■ WHAT TO WORK ON: Would you write out the entries below word for word, omitting the pictures?

■ DATASET CONTENT:
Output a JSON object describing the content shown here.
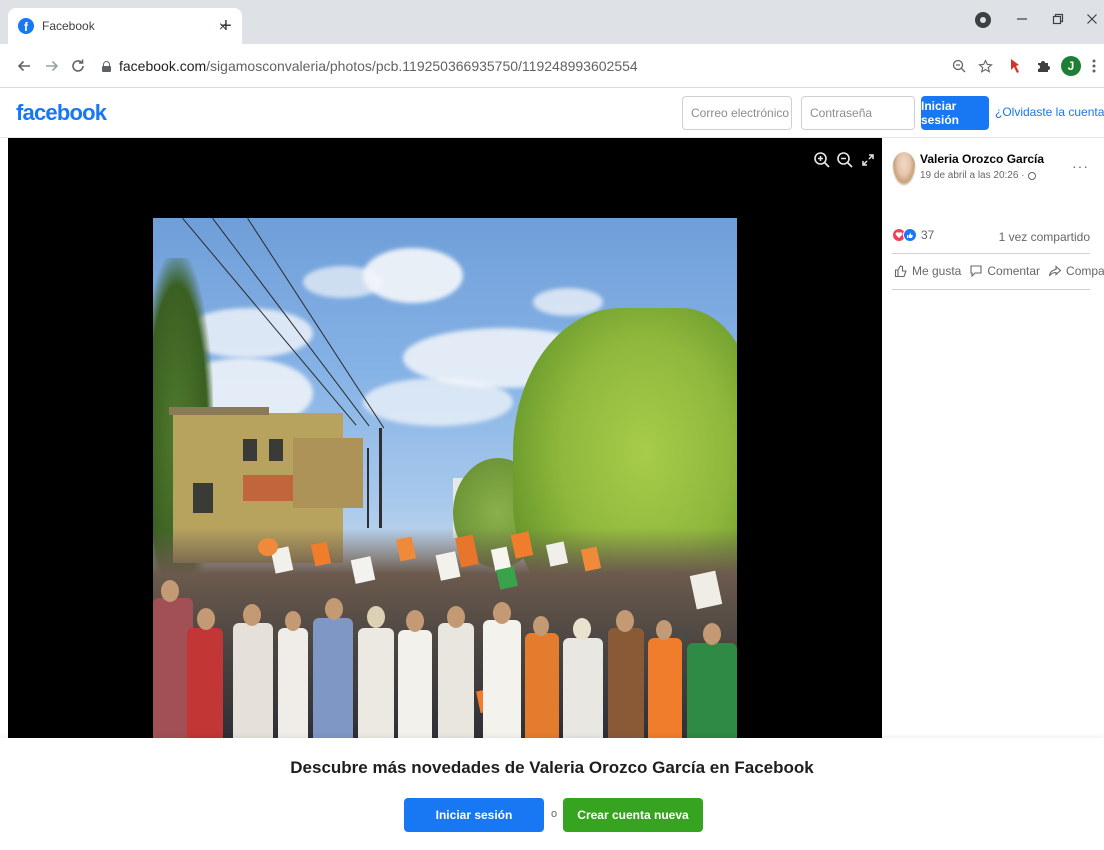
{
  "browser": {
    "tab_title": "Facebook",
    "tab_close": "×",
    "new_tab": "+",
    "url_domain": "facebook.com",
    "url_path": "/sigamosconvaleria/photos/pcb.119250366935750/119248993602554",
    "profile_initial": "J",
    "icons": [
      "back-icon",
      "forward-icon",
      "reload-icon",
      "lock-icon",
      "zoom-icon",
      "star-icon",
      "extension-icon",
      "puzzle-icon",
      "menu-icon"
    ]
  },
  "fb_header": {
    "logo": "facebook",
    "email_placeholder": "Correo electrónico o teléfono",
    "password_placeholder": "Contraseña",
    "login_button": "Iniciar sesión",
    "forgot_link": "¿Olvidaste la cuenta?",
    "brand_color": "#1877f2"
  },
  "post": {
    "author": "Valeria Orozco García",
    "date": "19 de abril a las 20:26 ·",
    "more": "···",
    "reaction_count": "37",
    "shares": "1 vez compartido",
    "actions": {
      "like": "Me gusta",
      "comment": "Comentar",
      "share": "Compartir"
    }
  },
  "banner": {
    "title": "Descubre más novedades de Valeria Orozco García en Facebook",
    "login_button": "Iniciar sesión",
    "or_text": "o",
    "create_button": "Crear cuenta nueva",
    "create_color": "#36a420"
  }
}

■ OUTPUT OF THE EXERCISE:
Output a JSON object describing the content shown here.
{
  "browser": {
    "tab_title": "Facebook",
    "tab_close": "×",
    "new_tab": "+",
    "url_domain": "facebook.com",
    "url_path": "/sigamosconvaleria/photos/pcb.119250366935750/119248993602554",
    "profile_initial": "J",
    "icons": [
      "back-icon",
      "forward-icon",
      "reload-icon",
      "lock-icon",
      "zoom-icon",
      "star-icon",
      "extension-icon",
      "puzzle-icon",
      "menu-icon"
    ]
  },
  "fb_header": {
    "logo": "facebook",
    "email_placeholder": "Correo electrónico o teléfono",
    "password_placeholder": "Contraseña",
    "login_button": "Iniciar sesión",
    "forgot_link": "¿Olvidaste la cuenta?",
    "brand_color": "#1877f2"
  },
  "post": {
    "author": "Valeria Orozco García",
    "date": "19 de abril a las 20:26 ·",
    "more": "···",
    "reaction_count": "37",
    "shares": "1 vez compartido",
    "actions": {
      "like": "Me gusta",
      "comment": "Comentar",
      "share": "Compartir"
    }
  },
  "banner": {
    "title": "Descubre más novedades de Valeria Orozco García en Facebook",
    "login_button": "Iniciar sesión",
    "or_text": "o",
    "create_button": "Crear cuenta nueva",
    "create_color": "#36a420"
  }
}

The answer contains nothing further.